Romney to promise democracy promotion in nomination speech

Romney to promise democracy promotion in nomination speech

Mitt Romney will promise to restore American leadership in the areas of democracy promotion, trade, energy, and he will pledge to build up the military in his speech tonight accepting the GOP nomination for president.

"We will honor America’s democratic ideals because a free world is a more peaceful world. This is the bipartisan foreign policy legacy of Truman and Reagan. And under my presidency we will return to it once again," the former Massachusetts governor will say tonight, according to excerpts released by the campaign.

That phrasing tracks closely with what senior foreign-policy advisor Rich Williamson said to The Cable last week, although Williamson included John F. Kennedy in the list with Harry Truman and Ronald Reagan.

"The America we all know has been a story of the many becoming one, uniting to preserve liberty, uniting to build the greatest economy in the world, uniting to save the world from unspeakable darkness," Romney will say, hitting on the campaign’s theme of getting tougher with adversaries.

"That America, that united America, will preserve a military that is so strong, no nation would ever dare to test it," Romney will add, reinforcing his campaign’s promise to increase funding for the military.

Romney will say he has a plan to make the United States "energy independent" by 2020. He will promise to pursue new trade agreements and impose consequences on those countries that cheat in trade. He will take a swipe at Europe and pledge to avoid a Europe-like economic crisis.

"To assure every entrepreneur and every job creator that their investments in America will not vanish as have those in Greece, we will cut the deficit and put America on track to a balanced budget," Romney will say.

He will begin the speech by talking about the hopes that President Barack Obama would be a paradigm-shifting leader — hopes that Republicans argue have been dashed.

"Four years ago, I know that many Americans felt a fresh excitement about the possibilities of a new president. That president was not the choice of our party, but Americans always come together after elections. We are a good and generous people who are united by so much more than divides us. When that hard-fought election was over — when the yard signs came down and the television commercials finally came off the air, Americans were eager to go back to work, to live our lives the way Americans always have — optimistic and positive and confident in the future.  That very optimism is uniquely American," he will say.

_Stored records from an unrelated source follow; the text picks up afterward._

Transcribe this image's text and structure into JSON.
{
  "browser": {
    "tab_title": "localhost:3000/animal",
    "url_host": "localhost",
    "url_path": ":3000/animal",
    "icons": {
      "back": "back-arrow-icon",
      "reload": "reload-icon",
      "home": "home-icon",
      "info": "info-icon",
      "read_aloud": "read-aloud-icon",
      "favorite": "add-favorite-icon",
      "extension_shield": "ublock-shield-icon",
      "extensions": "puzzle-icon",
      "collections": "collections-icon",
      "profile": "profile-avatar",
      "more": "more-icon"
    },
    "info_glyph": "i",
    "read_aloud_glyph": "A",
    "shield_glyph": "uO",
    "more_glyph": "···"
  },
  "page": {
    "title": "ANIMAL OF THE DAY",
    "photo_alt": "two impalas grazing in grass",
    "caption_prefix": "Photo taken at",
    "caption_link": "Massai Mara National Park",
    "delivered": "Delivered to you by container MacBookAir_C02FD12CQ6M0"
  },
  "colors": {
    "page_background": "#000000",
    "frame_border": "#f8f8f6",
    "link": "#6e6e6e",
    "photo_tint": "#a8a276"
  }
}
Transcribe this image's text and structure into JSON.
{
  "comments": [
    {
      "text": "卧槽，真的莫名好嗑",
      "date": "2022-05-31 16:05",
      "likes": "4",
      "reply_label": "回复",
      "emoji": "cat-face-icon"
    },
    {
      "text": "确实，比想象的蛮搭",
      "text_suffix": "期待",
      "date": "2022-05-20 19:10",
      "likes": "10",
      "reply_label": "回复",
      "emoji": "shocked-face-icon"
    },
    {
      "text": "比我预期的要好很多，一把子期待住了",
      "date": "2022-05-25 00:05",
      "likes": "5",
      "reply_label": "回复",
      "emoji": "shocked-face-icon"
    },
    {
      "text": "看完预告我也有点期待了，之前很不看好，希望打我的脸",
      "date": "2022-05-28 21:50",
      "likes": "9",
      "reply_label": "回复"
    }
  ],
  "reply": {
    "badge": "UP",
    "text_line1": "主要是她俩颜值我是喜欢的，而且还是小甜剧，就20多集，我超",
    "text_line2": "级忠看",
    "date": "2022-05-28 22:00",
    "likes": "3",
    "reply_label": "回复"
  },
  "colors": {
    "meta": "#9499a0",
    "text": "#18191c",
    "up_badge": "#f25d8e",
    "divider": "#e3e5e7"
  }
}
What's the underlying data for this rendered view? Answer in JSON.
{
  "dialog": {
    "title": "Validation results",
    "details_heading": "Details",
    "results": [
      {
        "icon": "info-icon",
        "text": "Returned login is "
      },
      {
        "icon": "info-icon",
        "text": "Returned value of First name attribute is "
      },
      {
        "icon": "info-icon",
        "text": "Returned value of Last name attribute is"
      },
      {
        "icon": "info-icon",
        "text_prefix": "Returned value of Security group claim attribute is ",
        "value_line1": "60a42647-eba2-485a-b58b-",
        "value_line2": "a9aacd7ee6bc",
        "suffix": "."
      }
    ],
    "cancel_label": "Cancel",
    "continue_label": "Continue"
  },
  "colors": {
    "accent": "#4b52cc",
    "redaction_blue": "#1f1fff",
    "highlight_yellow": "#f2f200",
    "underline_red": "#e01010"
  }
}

"I wish President Obama had succeeded because I want America to succeed. But his promises gave way to disappointment and division. This isn’t something we have to accept. Now is the moment when we CAN do something. With your help we will do something." (Emphasis in the original.)

Romney will conclude by promising to be the paradigm-shifting leader that he believes Obama is not.

"If I am elected president of these United States, I will work with all my energy and soul to restore that America, to lift our eyes to a better future. That future is our destiny. That future is out there. It is waiting for us. Our children deserve it, our nation depends upon it, the peace and freedom of the world require it," Romney will say. "And with your help we will deliver it. Let us begin that future together tonight."